I sometimes get a ittle flood of emails all at once, and it’s clearly from a class that’s gotten an assignment like that. More often, though, it’s single students, acting on their own initiative, thinking they’ve got an angle to getting a difficult concept explained with little effort on their part.
But I also see it from the other side.
I see a lot of students who freak out when I give them an exam question that isn’t neatly summarized for them in a text book — who come to college not having the slightest clue how to synthesize information. They’re often really good at regurgitation and the kind of mechanical skills that get emphasized on standardized tests, but coming up with something new? That’s too hard.
I often get these complaints (and they also show up in my student evaluations):
“But the answer wasn’t in the textbook!”
“You didn’t tell us we’d have to know that!”
“I looked all over my lecture notes, and you didn’t talk about that!”

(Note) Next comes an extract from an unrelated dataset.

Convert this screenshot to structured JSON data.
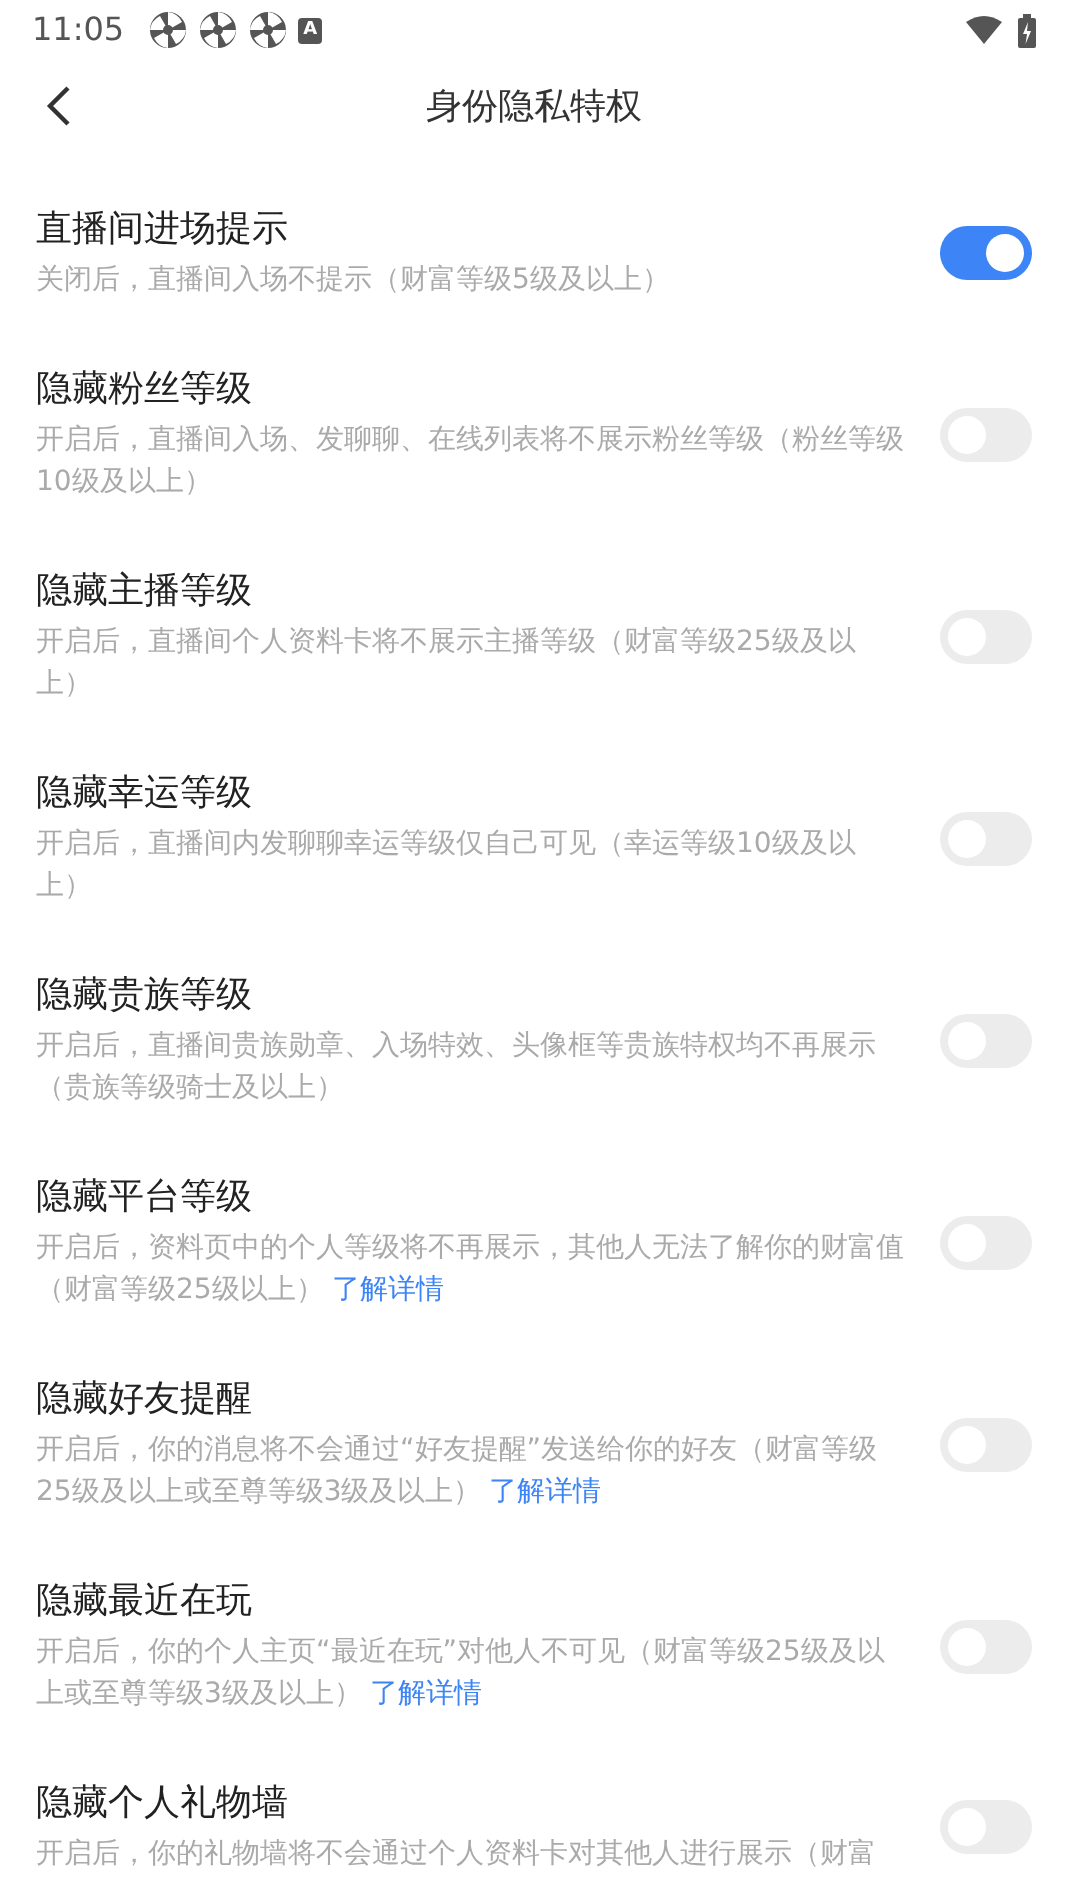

That’s right, I didn’t, and it wasn’t in there. Sometimes it was somewhere in the assigned readings, but I didn’t mention it; sometimes you have to integrate a couple of lines of evidence to come up with the answer; sometimes the answer isn’t known by anyone, and you have to come up with the best answer you can.
I second Zimmer’s concern. Teachers, your students don’t need to learn how to transcribe information, they need to master the skill of expressing new ideas. Encourage them to interpret science creatively and go out on a limb now and then — that’ll serve them better when they get deeper into science.
By the way, teachers, could you please also kill the 5-paragraph essay? I hate those things.
And maybe, Oklahomans be nuts, too. How do you live in that state? This video convinces me I’d be safer living atop a volcano in an earthquake zone near the sea, where the tsunamis could reach me. Why am I living in the midwest, anyway?
Hint for the videographer: The footage of what’s going on outside the car is dramatic and terrifying, but the camera turned inside is boring and annoying. In particular, the guy yelling non-stop from the passenger seat made me want to club him and make him stop distracting the guy who was actually driving.